Proms 2011: Beautiful Bartók courtesy of András Schiff and the Hallé
Nick Shave on an emotional evening at the Royal Albert Hall
I once recommended a friend and his wife take in a Mozart violin concerto at the Musikverein in Vienna. Neither were concertgoers, both more into pop group, The Maccabees, than Mozart, but they were visiting Austria on a business trip at the time.
When afterwards I asked whether they had enjoyed the experience, the friend laughed and confided with a look of surprise: ‘When the orchestra started playing we both just started uncontrollably blubbing. We were sat in the audience with tears rolling down our faces. It was ridiculous.’
I only tell you this because I almost suffered a similar reaction whilst watching András Schiff perform the Bartók Piano Concerto No. 3 at the Royal Albert on Thursday. It was a performance that was so beautifully played, so exquisitely delivered, I felt a strange and overwhelming sense of relief; nowhere more so than in in the central slow movement where the soloist’s harmonies, with their chorale-like simplicity, were phrased with such intensity that well – I’ll admit, and it’s a little embarrassing – I actually began to well up.
Some of the credit for its lump-in-the-back-of-the-throat moments must go to Bartók himself. Conceived in three movements, his work – the last he completed before his death in 1945 – is a combination of percussive play, which Schiff seemed to pluck with delight from the piano, and almost religious, melancholic reflection in the nocturnal slow movement. (And credit, too, must go to the work pressures of the day, after which a rendition of Eine Kleine Nachtmusik on Chinese nose flute might have provided welcome relief.)
But I make no excuses: in the end, it’s Schiff and the Hallé, who brought out the clarity and colour in Bartók’s score, who deserve the medal for this moving and authoritative performance, finely balanced by conductor Sir Mark Elder. If it doesn’t go down as one of THE performances at the Proms this year then we have a truly remarkable – and emotional – season ahead.
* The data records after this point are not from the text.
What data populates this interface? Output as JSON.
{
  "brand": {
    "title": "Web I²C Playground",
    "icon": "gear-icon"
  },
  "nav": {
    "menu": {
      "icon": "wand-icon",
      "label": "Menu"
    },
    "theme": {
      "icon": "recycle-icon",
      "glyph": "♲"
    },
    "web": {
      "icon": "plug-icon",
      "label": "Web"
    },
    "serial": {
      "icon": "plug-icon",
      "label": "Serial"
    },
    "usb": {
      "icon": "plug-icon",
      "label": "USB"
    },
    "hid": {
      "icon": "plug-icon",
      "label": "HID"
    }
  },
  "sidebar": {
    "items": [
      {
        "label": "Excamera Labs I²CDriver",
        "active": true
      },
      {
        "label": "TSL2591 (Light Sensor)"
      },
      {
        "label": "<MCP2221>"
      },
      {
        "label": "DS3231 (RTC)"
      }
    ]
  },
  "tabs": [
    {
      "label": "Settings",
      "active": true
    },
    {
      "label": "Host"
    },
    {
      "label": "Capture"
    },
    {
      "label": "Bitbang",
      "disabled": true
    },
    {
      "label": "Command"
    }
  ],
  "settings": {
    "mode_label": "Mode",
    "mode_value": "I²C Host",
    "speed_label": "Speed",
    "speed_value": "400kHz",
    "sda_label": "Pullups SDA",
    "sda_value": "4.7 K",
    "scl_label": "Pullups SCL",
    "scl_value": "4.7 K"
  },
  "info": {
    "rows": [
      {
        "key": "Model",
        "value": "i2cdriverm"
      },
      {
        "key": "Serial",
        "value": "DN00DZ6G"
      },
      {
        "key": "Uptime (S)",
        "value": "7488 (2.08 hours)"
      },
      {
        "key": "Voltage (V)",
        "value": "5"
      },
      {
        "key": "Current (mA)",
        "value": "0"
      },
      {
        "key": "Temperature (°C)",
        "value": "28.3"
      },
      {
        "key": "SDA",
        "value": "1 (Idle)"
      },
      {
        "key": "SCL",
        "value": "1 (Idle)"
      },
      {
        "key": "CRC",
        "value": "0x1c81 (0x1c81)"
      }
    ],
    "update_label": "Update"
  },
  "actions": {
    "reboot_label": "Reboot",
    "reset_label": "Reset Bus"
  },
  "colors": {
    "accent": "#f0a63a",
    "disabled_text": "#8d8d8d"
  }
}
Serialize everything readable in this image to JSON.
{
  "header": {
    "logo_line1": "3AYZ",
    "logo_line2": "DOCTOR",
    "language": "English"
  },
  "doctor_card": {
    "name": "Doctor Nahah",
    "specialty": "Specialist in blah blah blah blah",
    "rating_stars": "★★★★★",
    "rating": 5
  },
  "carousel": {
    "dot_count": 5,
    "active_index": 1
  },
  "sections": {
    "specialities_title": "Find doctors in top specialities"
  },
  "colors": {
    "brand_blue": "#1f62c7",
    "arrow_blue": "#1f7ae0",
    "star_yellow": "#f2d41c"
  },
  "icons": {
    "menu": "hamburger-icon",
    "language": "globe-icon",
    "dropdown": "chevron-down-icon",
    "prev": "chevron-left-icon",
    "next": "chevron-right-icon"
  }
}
Nick Shave writes for The Guardian and is Contributing Editor of BBC Music Magazine. A regular reviewer and blogger of the Proms, he can usually be found at the Royal Albert Hall with only seconds to spare, breaking into an ungainly powerwalk somewhere between the ticket collection desk and the stalls